▶ _ACTION ITEM_:
Copy all the lines below without altering anything.

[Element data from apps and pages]

====

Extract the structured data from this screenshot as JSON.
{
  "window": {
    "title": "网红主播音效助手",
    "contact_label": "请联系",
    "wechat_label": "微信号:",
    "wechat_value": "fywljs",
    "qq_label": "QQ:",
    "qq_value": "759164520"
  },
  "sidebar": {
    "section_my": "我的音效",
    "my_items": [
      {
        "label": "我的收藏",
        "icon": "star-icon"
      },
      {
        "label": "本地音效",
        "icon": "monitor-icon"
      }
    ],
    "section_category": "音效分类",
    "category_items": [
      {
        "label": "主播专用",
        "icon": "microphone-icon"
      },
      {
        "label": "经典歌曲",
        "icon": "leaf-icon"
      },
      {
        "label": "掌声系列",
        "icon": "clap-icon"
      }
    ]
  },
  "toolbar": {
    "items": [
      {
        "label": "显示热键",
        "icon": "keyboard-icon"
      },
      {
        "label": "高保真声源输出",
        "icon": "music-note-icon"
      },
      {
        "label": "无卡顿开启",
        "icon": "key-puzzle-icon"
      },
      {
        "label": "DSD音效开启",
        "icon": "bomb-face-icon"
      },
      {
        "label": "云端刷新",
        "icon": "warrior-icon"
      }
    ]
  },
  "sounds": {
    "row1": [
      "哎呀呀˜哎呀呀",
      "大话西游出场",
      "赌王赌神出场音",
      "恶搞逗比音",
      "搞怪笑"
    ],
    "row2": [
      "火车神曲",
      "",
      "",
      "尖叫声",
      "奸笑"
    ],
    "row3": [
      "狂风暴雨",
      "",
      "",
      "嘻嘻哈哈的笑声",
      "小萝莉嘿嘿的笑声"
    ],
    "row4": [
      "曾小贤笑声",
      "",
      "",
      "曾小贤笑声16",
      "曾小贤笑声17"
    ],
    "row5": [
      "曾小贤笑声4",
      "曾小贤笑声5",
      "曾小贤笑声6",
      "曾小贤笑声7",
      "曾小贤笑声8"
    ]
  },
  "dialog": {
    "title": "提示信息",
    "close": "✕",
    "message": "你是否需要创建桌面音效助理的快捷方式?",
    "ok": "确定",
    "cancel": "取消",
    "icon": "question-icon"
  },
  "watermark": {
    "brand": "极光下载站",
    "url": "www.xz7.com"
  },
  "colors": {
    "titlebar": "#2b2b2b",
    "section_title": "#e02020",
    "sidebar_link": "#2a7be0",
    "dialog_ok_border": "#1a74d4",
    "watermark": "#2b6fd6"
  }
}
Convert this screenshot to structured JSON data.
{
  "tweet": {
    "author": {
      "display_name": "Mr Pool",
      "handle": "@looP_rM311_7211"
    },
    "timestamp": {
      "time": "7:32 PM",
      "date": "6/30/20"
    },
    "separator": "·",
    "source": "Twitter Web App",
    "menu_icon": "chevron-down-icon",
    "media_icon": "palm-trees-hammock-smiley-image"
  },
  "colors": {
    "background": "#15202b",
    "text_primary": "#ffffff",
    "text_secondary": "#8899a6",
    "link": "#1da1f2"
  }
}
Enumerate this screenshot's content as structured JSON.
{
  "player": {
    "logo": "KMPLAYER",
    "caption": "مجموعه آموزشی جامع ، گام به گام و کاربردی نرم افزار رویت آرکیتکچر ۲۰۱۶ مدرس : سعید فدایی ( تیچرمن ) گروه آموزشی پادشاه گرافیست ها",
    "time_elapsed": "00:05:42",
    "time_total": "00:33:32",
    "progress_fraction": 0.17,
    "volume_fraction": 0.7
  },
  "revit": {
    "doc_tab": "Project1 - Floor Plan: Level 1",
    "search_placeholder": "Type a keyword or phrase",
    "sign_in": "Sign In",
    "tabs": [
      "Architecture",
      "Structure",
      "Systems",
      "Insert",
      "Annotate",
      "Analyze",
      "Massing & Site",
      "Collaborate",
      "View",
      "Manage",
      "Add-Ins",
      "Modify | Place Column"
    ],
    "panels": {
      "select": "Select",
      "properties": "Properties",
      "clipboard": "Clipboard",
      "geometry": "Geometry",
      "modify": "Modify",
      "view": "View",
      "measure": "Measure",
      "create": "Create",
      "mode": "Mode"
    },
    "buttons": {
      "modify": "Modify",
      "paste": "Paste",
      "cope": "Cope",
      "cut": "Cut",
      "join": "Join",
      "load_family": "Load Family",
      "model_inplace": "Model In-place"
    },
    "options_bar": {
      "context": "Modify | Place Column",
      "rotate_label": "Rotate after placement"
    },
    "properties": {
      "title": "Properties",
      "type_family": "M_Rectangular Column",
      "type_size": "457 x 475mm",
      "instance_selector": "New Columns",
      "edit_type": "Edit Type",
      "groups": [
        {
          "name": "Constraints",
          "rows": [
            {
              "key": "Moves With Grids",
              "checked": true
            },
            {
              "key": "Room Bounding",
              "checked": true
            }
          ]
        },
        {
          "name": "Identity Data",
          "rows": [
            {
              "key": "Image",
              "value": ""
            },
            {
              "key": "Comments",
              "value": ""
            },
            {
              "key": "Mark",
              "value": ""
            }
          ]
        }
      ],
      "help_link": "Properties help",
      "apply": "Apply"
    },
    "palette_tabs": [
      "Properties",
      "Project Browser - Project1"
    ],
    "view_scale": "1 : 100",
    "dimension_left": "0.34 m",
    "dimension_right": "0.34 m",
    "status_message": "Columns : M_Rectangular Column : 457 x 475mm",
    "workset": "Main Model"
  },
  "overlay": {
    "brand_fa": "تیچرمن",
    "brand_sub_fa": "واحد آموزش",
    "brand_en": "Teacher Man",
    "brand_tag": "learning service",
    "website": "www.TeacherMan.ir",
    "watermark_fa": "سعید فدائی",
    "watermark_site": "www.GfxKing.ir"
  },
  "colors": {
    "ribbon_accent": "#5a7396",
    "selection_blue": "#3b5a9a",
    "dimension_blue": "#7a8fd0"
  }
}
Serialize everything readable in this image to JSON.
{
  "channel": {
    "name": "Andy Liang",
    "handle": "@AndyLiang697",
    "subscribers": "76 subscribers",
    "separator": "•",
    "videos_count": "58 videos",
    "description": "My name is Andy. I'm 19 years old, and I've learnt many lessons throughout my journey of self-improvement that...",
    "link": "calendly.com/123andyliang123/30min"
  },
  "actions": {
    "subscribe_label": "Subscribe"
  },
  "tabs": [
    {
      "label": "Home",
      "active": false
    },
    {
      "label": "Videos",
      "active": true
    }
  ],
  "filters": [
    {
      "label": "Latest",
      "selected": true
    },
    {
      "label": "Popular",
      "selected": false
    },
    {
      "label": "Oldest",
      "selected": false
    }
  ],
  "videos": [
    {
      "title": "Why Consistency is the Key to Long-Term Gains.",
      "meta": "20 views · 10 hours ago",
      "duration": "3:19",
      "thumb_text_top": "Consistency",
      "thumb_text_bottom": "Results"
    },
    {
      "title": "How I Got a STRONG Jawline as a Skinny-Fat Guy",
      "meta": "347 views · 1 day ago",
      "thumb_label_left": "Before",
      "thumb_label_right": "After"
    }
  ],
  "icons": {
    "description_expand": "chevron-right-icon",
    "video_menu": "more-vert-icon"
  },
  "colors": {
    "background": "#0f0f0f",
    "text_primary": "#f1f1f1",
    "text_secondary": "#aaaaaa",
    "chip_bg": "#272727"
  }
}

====

▶ _RESPONSE TO THE TASK_:
Extract the structured data from this screenshot as JSON.
{
  "window": {
    "title": "网红主播音效助手",
    "contact_label": "请联系",
    "wechat_label": "微信号:",
    "wechat_value": "fywljs",
    "qq_label": "QQ:",
    "qq_value": "759164520"
  },
  "sidebar": {
    "section_my": "我的音效",
    "my_items": [
      {
        "label": "我的收藏",
        "icon": "star-icon"
      },
      {
        "label": "本地音效",
        "icon": "monitor-icon"
      }
    ],
    "section_category": "音效分类",
    "category_items": [
      {
        "label": "主播专用",
        "icon": "microphone-icon"
      },
      {
        "label": "经典歌曲",
        "icon": "leaf-icon"
      },
      {
        "label": "掌声系列",
        "icon": "clap-icon"
      }
    ]
  },
  "toolbar": {
    "items": [
      {
        "label": "显示热键",
        "icon": "keyboard-icon"
      },
      {
        "label": "高保真声源输出",
        "icon": "music-note-icon"
      },
      {
        "label": "无卡顿开启",
        "icon": "key-puzzle-icon"
      },
      {
        "label": "DSD音效开启",
        "icon": "bomb-face-icon"
      },
      {
        "label": "云端刷新",
        "icon": "warrior-icon"
      }
    ]
  },
  "sounds": {
    "row1": [
      "哎呀呀˜哎呀呀",
      "大话西游出场",
      "赌王赌神出场音",
      "恶搞逗比音",
      "搞怪笑"
    ],
    "row2": [
      "火车神曲",
      "",
      "",
      "尖叫声",
      "奸笑"
    ],
    "row3": [
      "狂风暴雨",
      "",
      "",
      "嘻嘻哈哈的笑声",
      "小萝莉嘿嘿的笑声"
    ],
    "row4": [
      "曾小贤笑声",
      "",
      "",
      "曾小贤笑声16",
      "曾小贤笑声17"
    ],
    "row5": [
      "曾小贤笑声4",
      "曾小贤笑声5",
      "曾小贤笑声6",
      "曾小贤笑声7",
      "曾小贤笑声8"
    ]
  },
  "dialog": {
    "title": "提示信息",
    "close": "✕",
    "message": "你是否需要创建桌面音效助理的快捷方式?",
    "ok": "确定",
    "cancel": "取消",
    "icon": "question-icon"
  },
  "watermark": {
    "brand": "极光下载站",
    "url": "www.xz7.com"
  },
  "colors": {
    "titlebar": "#2b2b2b",
    "section_title": "#e02020",
    "sidebar_link": "#2a7be0",
    "dialog_ok_border": "#1a74d4",
    "watermark": "#2b6fd6"
  }
}
Convert this screenshot to structured JSON data.
{
  "tweet": {
    "author": {
      "display_name": "Mr Pool",
      "handle": "@looP_rM311_7211"
    },
    "timestamp": {
      "time": "7:32 PM",
      "date": "6/30/20"
    },
    "separator": "·",
    "source": "Twitter Web App",
    "menu_icon": "chevron-down-icon",
    "media_icon": "palm-trees-hammock-smiley-image"
  },
  "colors": {
    "background": "#15202b",
    "text_primary": "#ffffff",
    "text_secondary": "#8899a6",
    "link": "#1da1f2"
  }
}
Enumerate this screenshot's content as structured JSON.
{
  "player": {
    "logo": "KMPLAYER",
    "caption": "مجموعه آموزشی جامع ، گام به گام و کاربردی نرم افزار رویت آرکیتکچر ۲۰۱۶ مدرس : سعید فدایی ( تیچرمن ) گروه آموزشی پادشاه گرافیست ها",
    "time_elapsed": "00:05:42",
    "time_total": "00:33:32",
    "progress_fraction": 0.17,
    "volume_fraction": 0.7
  },
  "revit": {
    "doc_tab": "Project1 - Floor Plan: Level 1",
    "search_placeholder": "Type a keyword or phrase",
    "sign_in": "Sign In",
    "tabs": [
      "Architecture",
      "Structure",
      "Systems",
      "Insert",
      "Annotate",
      "Analyze",
      "Massing & Site",
      "Collaborate",
      "View",
      "Manage",
      "Add-Ins",
      "Modify | Place Column"
    ],
    "panels": {
      "select": "Select",
      "properties": "Properties",
      "clipboard": "Clipboard",
      "geometry": "Geometry",
      "modify": "Modify",
      "view": "View",
      "measure": "Measure",
      "create": "Create",
      "mode": "Mode"
    },
    "buttons": {
      "modify": "Modify",
      "paste": "Paste",
      "cope": "Cope",
      "cut": "Cut",
      "join": "Join",
      "load_family": "Load Family",
      "model_inplace": "Model In-place"
    },
    "options_bar": {
      "context": "Modify | Place Column",
      "rotate_label": "Rotate after placement"
    },
    "properties": {
      "title": "Properties",
      "type_family": "M_Rectangular Column",
      "type_size": "457 x 475mm",
      "instance_selector": "New Columns",
      "edit_type": "Edit Type",
      "groups": [
        {
          "name": "Constraints",
          "rows": [
            {
              "key": "Moves With Grids",
              "checked": true
            },
            {
              "key": "Room Bounding",
              "checked": true
            }
          ]
        },
        {
          "name": "Identity Data",
          "rows": [
            {
              "key": "Image",
              "value": ""
            },
            {
              "key": "Comments",
              "value": ""
            },
            {
              "key": "Mark",
              "value": ""
            }
          ]
        }
      ],
      "help_link": "Properties help",
      "apply": "Apply"
    },
    "palette_tabs": [
      "Properties",
      "Project Browser - Project1"
    ],
    "view_scale": "1 : 100",
    "dimension_left": "0.34 m",
    "dimension_right": "0.34 m",
    "status_message": "Columns : M_Rectangular Column : 457 x 475mm",
    "workset": "Main Model"
  },
  "overlay": {
    "brand_fa": "تیچرمن",
    "brand_sub_fa": "واحد آموزش",
    "brand_en": "Teacher Man",
    "brand_tag": "learning service",
    "website": "www.TeacherMan.ir",
    "watermark_fa": "سعید فدائی",
    "watermark_site": "www.GfxKing.ir"
  },
  "colors": {
    "ribbon_accent": "#5a7396",
    "selection_blue": "#3b5a9a",
    "dimension_blue": "#7a8fd0"
  }
}
Serialize everything readable in this image to JSON.
{
  "channel": {
    "name": "Andy Liang",
    "handle": "@AndyLiang697",
    "subscribers": "76 subscribers",
    "separator": "•",
    "videos_count": "58 videos",
    "description": "My name is Andy. I'm 19 years old, and I've learnt many lessons throughout my journey of self-improvement that...",
    "link": "calendly.com/123andyliang123/30min"
  },
  "actions": {
    "subscribe_label": "Subscribe"
  },
  "tabs": [
    {
      "label": "Home",
      "active": false
    },
    {
      "label": "Videos",
      "active": true
    }
  ],
  "filters": [
    {
      "label": "Latest",
      "selected": true
    },
    {
      "label": "Popular",
      "selected": false
    },
    {
      "label": "Oldest",
      "selected": false
    }
  ],
  "videos": [
    {
      "title": "Why Consistency is the Key to Long-Term Gains.",
      "meta": "20 views · 10 hours ago",
      "duration": "3:19",
      "thumb_text_top": "Consistency",
      "thumb_text_bottom": "Results"
    },
    {
      "title": "How I Got a STRONG Jawline as a Skinny-Fat Guy",
      "meta": "347 views · 1 day ago",
      "thumb_label_left": "Before",
      "thumb_label_right": "After"
    }
  ],
  "icons": {
    "description_expand": "chevron-right-icon",
    "video_menu": "more-vert-icon"
  },
  "colors": {
    "background": "#0f0f0f",
    "text_primary": "#f1f1f1",
    "text_secondary": "#aaaaaa",
    "chip_bg": "#272727"
  }
}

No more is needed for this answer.